Book Three went way back, into the history of the Fatale, including women who fulfilled the role before Josephine, the Fatale of this series. This collection returns to the present, taking up the story of Nicolas Lash, who is in prison after losing everything after meeting Josephine. As the story opens he is trying to piece together the differences between Dominic’s manuscript and the published book he was shocked to discover when we last saw him. Before he can figure it out he is broken out of prison by a man named Nelson, who says that “she sent me.”
The story shifts to Seattle in 1995, where a member of a one-hit rock band is robbing a bank to finance the band’s new video, which they hope will revive their career. During his escape he encounters a woman on the road, bleeding and nearly naked. For some mysterious reason he takes her in. Of course it’s Jo, but she has lost her memory. She jokingly calls herself “Jane Doe” and becomes part of the house shared by the band members.
Before long her magnetic attraction to men becomes evident. She has sex with most of the band members–which causes the group’s songwriter to find his muse and begin writing again–and orders one who attempts to force himself on her to kill himself. Her power manifests itself completely when she dances for the band’s video, causing a violent orgy. The song and the video exert Jo’s mystical power, so both are suppressed before they receive general release. As usual Josephine’s influence results in many deaths, but Nelson escapes.
Which brings us back to the present. Nelson takes Nick into a cellar with runic markings on the floor, after explaining that he edited Dominic’s manuscript before publication to prevent it from having the fatale influence. He tells Nick that he knows the words that will lead him back to Josephine. As the book ends he knocks Nick unconscious. One more collection for the grand conclusion!
This series started out digitally; the double-sized debut print issue collected five digital issues, newly colored. The story opens with five college friends (Grady, Heidi, Natasha, Daniel, and Billy) who are about to graduate, heading out into the woods to bury a time capsule. When they start digging they are surprised to uncover a metal bunker. Inside there are letters addressed to each of them, purportedly from their future selves. Hard as that is to swallow, the letters claim that the group are going to be responsible for the destruction of the world. They also reveal some uncomfortable secrets about the group in the present. So they have a lot to deal with: can they trust each other; should they believe the predictions; and if they do believe, what can they do to change the outcome?

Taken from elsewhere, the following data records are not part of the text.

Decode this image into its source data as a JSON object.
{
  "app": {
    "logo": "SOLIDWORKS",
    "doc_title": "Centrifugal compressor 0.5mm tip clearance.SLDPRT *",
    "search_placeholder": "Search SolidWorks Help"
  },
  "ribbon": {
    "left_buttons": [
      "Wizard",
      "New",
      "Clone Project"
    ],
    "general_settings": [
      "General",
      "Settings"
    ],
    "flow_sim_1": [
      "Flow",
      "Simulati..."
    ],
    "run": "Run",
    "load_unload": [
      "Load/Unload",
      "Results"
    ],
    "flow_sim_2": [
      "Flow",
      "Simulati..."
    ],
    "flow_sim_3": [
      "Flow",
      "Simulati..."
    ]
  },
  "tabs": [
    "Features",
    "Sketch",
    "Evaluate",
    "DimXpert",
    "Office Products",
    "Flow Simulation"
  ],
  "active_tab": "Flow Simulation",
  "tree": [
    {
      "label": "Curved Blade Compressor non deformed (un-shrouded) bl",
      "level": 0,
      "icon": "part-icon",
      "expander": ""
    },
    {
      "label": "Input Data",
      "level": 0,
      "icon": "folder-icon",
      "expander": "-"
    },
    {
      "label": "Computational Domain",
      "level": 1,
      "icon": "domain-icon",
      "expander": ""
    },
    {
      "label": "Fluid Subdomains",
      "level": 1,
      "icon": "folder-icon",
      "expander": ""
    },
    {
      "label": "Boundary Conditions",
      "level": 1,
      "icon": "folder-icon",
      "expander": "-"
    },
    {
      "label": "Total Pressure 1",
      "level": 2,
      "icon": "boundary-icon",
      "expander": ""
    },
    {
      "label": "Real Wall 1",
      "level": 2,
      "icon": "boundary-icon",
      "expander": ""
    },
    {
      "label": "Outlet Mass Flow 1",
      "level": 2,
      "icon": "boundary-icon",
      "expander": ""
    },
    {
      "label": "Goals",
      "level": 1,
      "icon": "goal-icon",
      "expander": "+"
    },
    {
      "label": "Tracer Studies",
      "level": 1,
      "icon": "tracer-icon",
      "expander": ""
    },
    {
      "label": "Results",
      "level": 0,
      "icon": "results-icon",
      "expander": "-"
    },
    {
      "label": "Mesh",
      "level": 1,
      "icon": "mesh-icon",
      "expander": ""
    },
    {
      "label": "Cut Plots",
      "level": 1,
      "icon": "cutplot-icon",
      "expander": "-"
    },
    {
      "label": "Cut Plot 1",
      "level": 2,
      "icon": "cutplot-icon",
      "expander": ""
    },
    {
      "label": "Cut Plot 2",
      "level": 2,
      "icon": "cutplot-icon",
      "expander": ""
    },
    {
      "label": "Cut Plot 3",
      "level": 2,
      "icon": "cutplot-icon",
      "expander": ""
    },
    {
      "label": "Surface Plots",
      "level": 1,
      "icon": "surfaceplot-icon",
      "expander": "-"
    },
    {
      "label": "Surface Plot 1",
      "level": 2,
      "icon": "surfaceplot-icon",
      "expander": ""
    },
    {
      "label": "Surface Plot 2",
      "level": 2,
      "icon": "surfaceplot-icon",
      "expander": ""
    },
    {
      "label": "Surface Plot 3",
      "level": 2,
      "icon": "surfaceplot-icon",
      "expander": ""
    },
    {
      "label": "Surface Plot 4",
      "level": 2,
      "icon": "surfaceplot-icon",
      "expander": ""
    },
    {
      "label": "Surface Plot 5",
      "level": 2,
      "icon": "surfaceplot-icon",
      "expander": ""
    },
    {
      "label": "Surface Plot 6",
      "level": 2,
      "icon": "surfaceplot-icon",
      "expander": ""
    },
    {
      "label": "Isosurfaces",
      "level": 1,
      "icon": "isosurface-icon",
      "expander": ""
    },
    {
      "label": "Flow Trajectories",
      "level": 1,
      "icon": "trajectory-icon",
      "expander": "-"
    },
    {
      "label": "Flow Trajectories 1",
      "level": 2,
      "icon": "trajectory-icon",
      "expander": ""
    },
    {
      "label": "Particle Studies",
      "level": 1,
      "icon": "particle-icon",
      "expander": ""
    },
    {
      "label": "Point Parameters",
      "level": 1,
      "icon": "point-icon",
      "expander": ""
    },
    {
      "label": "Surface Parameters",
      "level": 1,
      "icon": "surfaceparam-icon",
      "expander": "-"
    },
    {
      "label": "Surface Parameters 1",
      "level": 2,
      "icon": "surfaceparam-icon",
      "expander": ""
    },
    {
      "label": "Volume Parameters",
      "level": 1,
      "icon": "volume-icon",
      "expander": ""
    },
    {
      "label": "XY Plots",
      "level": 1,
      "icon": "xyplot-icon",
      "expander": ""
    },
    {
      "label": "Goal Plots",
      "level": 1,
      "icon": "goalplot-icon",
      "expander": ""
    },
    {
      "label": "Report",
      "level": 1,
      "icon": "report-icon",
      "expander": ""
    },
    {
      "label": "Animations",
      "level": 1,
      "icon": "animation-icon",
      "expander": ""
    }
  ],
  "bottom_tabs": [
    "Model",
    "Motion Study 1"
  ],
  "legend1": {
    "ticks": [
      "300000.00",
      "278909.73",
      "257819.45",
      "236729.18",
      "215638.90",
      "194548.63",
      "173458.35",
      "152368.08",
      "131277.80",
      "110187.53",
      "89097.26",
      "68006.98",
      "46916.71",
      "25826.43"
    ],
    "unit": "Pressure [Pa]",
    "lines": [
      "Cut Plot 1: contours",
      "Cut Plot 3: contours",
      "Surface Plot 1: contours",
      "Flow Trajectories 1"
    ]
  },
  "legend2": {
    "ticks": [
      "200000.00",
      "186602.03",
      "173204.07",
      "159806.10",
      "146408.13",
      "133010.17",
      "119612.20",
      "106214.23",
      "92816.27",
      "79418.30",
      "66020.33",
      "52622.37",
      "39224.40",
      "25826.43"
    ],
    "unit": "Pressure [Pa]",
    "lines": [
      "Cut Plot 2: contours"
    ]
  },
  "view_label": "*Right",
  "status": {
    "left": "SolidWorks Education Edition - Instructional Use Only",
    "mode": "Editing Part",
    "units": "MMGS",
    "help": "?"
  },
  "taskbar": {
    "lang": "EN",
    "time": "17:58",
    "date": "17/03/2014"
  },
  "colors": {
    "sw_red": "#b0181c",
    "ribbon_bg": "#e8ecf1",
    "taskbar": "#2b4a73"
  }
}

It’s a classic time travel theme (a bit like the Terminator films, minus the robotic apocalypse). The first issue is really packed, as it introduces all of the characters and the group dynamics, plus it includes numerous flash forwards to the future, both before and after the apocalypse. So the future reality is well established from the start. Post-apocalyptic dates are labelled AME, for “After Mass Extinction.” No fooling around, barring some future cheat like a dream or virtual reality.
The storytelling pace slows down to normal after that. But the second issue immediately introduces additional wrinkles. The friends are out in the world, and they start getting instructions from the future about actions they need to take, in the form of things like tomorrow’s newspaper. But will these actions create a new future, or just guarantee the one they were warned about?
As the story progresses Fialkov also includes childhood flashbacks, filling in the history that shaped these characters. And at the end of the fourth and final issue in the collection, one of them seems to be about to meet his future self: a direct bit of time travel that was only implied in the creation of the bunker. It’s a story with enough possibilities to run for many more issues.
When we last saw our young family they were in a lighthouse on the planet Quietus, hiding from the newly-arrived Prince Robot IV. Vaughan and Staples make us wait for it, by first taking the story line back to their earlier arrival on the planet. It had been a few weeks since Marko’s father died, and their space craft finally arrived at the home of novelist D. Oswald Heist. It was Heist’s book A Nighttime Smoke that convinced Marko and Alana to ignore the traditional rivalry between their species (which resulted in their military desertion and the birth of baby Hazel–basically, the beginning of this saga).
As Hazel’s narration points out, there were others hot on their heels. In addition to the Prince, bounty hunter The Will and Marko’s old flame Gwendolyn were also in pursuit. They were stuck on a nearby planet waiting to get their ship repaired. Turns out there’s a complication: a parasite on the planet called Heroine, which causes hallucinations. This explains some of the odd things the group has been seeing, but not in time to prevent The Will from being attacked and seriously injured.
And there are a couple of new players: journalists Upsher and Doff aren’t buying the official line that Alana was kidnapped. Their investigation leads them as far as Alana’s old military commander, Countess Robot X. Then their story is killed–almost literally–by a Freelancer who doses them with a poison called Embargon (clever name) which will kill them if they say another word about Alana and company. The journalists may be out of the picture from here on, but there are clearly powerful people extremely interested in their subject.
When the story finally returns to the scene of the previous collection’s climax, all hell breaks loose. And in the final pages the story jumps ahead. I’d say about two years, because baby Hazel is now standing up, looking like she has just learned to walk.